Ever since their eponymous debut album in 2009, New Jersey jangle pop purveyors Real Estate have been steadily and unobtrusively perfecting their craft to become one of the most effortlessly brilliant independent bands around.
After a hesitant, lo-fi start on Real Estate, the quintet has smoothly gone through the gears ever since, culminating in the shimmering, graceful beauty of 2014’s Atlas. On this record, the core components of their sound – singer Martin Courtney’s soft, gliding tenor voice, the gently propulsive rhythm section and above all, Michael Mondanile’s piercing yet blissfully transcendental guitar melodies – combined to produce an under the radar minor classic.
Mondanile’s departure last year to focus full time on his Ducktails project therefore presented a difficult challenge for the rest of the group. Although Courtney had always been Real Estate’s main songwriter, Mondanile’s guitar work was so distinctive, it was almost as if he could make his instrument talk, elevating it to the role of a co-narrator alongside Courtney’s vocals. How would Real Estate fare with such a pivotal element of their music removed?
The answer is: they’ve arguably got even better. In Mind is, quite simply, an outstanding record, unlikely to be bettered by many releases from any genre during 2017. Following the departure of Mondanile in 2015, Courtney, bassist Alex Bleeker, drummer Jackson Pollis and keyboardist Matt Kallman welcomed longtime friend and fellow New Jersey native Julian Lynch into the band as a full-time guitarist. Recorded in Los Angeles with producer Cole M.G.N. (known for his work with artists ranging from Beck to Snoop Dogg and Julia Holter), the eleven tracks on In Mind deliver the same kind of warmth and elegance that have become Real Estate’s trademark, but there is also a newly robust, sharper edge to their music which makes this album an exciting evolution.

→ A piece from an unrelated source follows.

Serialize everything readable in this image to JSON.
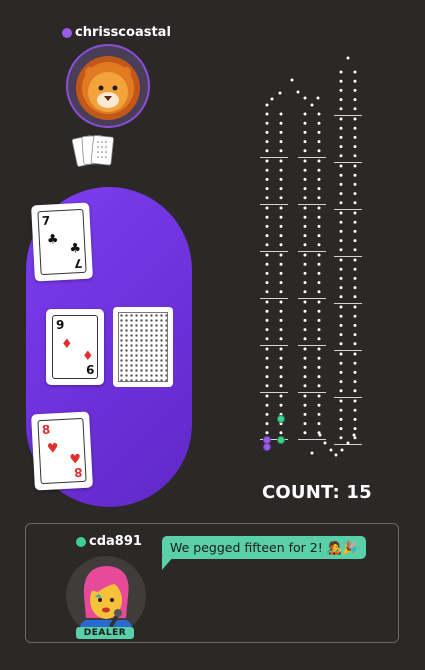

This shift is apparent immediately with the spacey, hovering synths that open first track Darling. The familiar fluid guitar cascade is there too, but it somehow feels fuller and less fuzzy than before, although the arrangement is as dexterous and varied as ever. Courtney’s voice mostly takes a back seat on Darling, but takes centre stage on the sublime Serve The Song, which is a contender for the most gorgeous three minutes Real Estate have ever produced. Once again, Lynch’s guitar is doing different things here to Mondanile’s, with the amps turned up and waves of distortion breaking against the track’s fragile structure. Yet this enhances the delectable, yearning melody of the song rather than submerging it, with the vibes kept mellow as Courtney sighs “I walk up Sunday morning/back where I belong.” This lyric is typical of In Mind, a kind of bittersweet nostalgia reflecting on the tensions between the uncomplicated comfort of youth and the responsibilities of adulthood.
The high quality control of the material is maintained throughout the album. Highlights include both quintessential Real Estate dream pop tracks like White Lights and further departures from the band’s established template, like the hypnotic, Clientele-like waltz of After The Moon. Closing track Saturday perhaps epitomises the impressive steps forward the band has taken with In Mind. It opens with slow, stately piano chords, slowly building in tempo until more established ingredients take over, before changing pace again with a squalling guitar solo and fading out with a swirl of organ.
The fact Real Estate have achieved this artistic development while preserving the qualities that made their earlier work so compelling is a testament to their talent, resilience and ambition following a key personnel change. Lesser bands may have gone off the rails, but Courtney and company have responded by making the best album of their career to date.